Can employers ban employees from recording the conversations of other employees in the workplace?
One administrative law judge with the National Labor Relations Board says yes, they can.
In Whole Foods Market, Inc v. United Food and Commercial Workers, the issue presented to administrative law judge Steven Davis, was whether Whole Foods' rule banning employees from recording conversations with other employees violated the National Labor Relations Act (NLRA).
The rule, contained in Whole Foods' General Information Guide (GIG), states:
(i) Team Member Recordings
It is a violation of Whole Foods Market policy to record conversations with a tape recorder or other recording device (including a cell phone or any electronic device) unless prior approval is received from your store or facility leadership. The purpose of this policy is to eliminate a chilling effect to the expression of views that may exist when one person is concerned that his or her conversation with another is being secretly recorded. This concern can inhibit spontaneous and honest dialogue especially when sensitive or confidential matters are being discussed. Violation of this policy will result in corrective action up to and including discharge.
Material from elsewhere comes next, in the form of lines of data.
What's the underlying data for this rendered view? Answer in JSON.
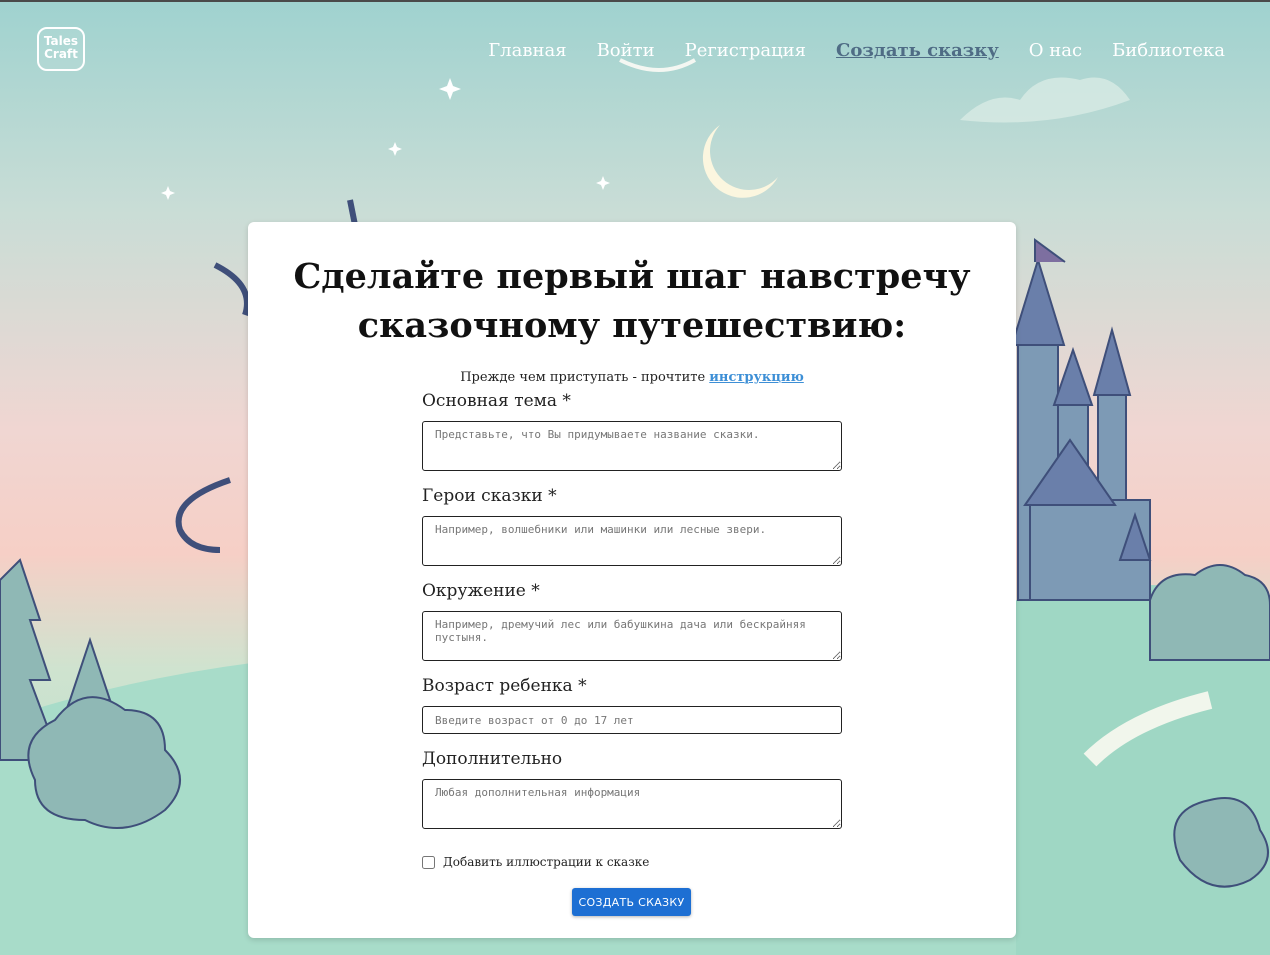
{
  "header": {
    "logo_text": "Tales Craft",
    "nav": [
      {
        "label": "Главная",
        "active": false
      },
      {
        "label": "Войти",
        "active": false
      },
      {
        "label": "Регистрация",
        "active": false
      },
      {
        "label": "Создать сказку",
        "active": true
      },
      {
        "label": "О нас",
        "active": false
      },
      {
        "label": "Библиотека",
        "active": false
      }
    ]
  },
  "card": {
    "title": "Сделайте первый шаг навстречу сказочному путешествию:",
    "hint_text": "Прежде чем приступать - прочтите ",
    "hint_link": "инструкцию"
  },
  "form": {
    "theme": {
      "label": "Основная тема *",
      "placeholder": "Представьте, что Вы придумываете название сказки."
    },
    "heroes": {
      "label": "Герои сказки *",
      "placeholder": "Например, волшебники или машинки или лесные звери."
    },
    "setting": {
      "label": "Окружение *",
      "placeholder": "Например, дремучий лес или бабушкина дача или бескрайняя пустыня."
    },
    "age": {
      "label": "Возраст ребенка *",
      "placeholder": "Введите возраст от 0 до 17 лет"
    },
    "extra": {
      "label": "Дополнительно",
      "placeholder": "Любая дополнительная информация"
    },
    "illustrations_label": "Добавить иллюстрации к сказке",
    "submit_label": "СОЗДАТЬ СКАЗКУ"
  },
  "colors": {
    "accent": "#1d6fd3",
    "link": "#3d8fd6",
    "nav_active": "#4f6c85"
  }
}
The rule, which has been in effect since 2001, applies only when an employee is on work time, testified a vice-president from Whole Foods. It applies to all areas of the store including the parking lot and the area in front of the store.
The vice-president also testified that an essential part of Whole Foods "core values" and "culture" is that employees have a voice and are free to "speak up and speak out" on many issues, work related or not. An example he provided was at annual town hall meetings which are held without store management being present. At these meetings, employees have an open forum to discuss any work issues, and the recording of such a meeting would "absolutely chill the dynamic of the meeting."
ALJ Davis found this testimony convincing and concluded that the recording rule did not violate the National Labor Relations Act, and dismissed the complaint.
He specifically rejected arguments made by the General Counsel for the NLRB that the rule was overbroad, and prevents an employee from recording conversations related to protected activities including allegedly unlawful statements made by a supervisor, which could be used in an action for employment related matters.
No cases had been cited, nor found, in which the Board has found that making recordings of conversations in the workplace is a protected right, wrote Davis. "Making recordings in the workplace is not a protected right, but is subject to an employer's unquestioned right to make lawful rules regulating employee conduct in its workplace."
Additionally, he noted that the rule is only limited to making electronic recordings of conversations. An employee "may present his contemporaneous, verbatim, written record of his conversation with the other party, and his own testimony concerning employment-related matters."
The rule was not contradicted by the presence of surveillance cameras which served the legitimate business purposes of protecting customers and employees, and preventing theft.
Because the rule addressed legitimate business concerns, as stated clearly in the rule, there was no basis for a finding that a reasonable employee would interpret the rule as prohibiting protected activity under the NLRA.
A Sixth Circuit Court of Appeals case, Jones. v. St. Jude's Hospital, held in 2012 that a recording of another employee was not a protected activity under Title VII of the Civil Rights Act. Although that case was in the context of plaintiff's discrimination claim, the Court there found no reason to find the company's ban on recording to be illegitimate. Like the Whole Foods case, the Court took issue with the plaintiff's failure to show that she needed to violate the company's recording policy, when she could have simply taken notes of conversations, obtained information through legal discovery, or simply asked for permission to record.
At Odds with a Prior Advice Memo?
In contrast, the Office of the General Counsel of the NLRB recently released an Advice Response Memo in 2013 (although written in March 2012), that concluded that, among other violations, the portion of Giant Food, LLC's social media policy prohibiting employees from taking pictures or recording the employer's premises was unlawful. The opinion determined that the rule "would reasonably be interpreted to prevent employees from using social media to communicate and share information regarding their Section 7 activities through pictures or videos, such as of employees engaged in picketing or other concerted activities."
While the memo focuses on videos of the workplace and the Whole Foods opinion focuses on employee conversations, presumably videos of the workplace could include employee conversations, and thus the two appear to be at odds.
The ALJ in the Whole Foods case clearly rejected the opinion of the General Counsel. It remains to be seen whether other judges or the Board will follow suit.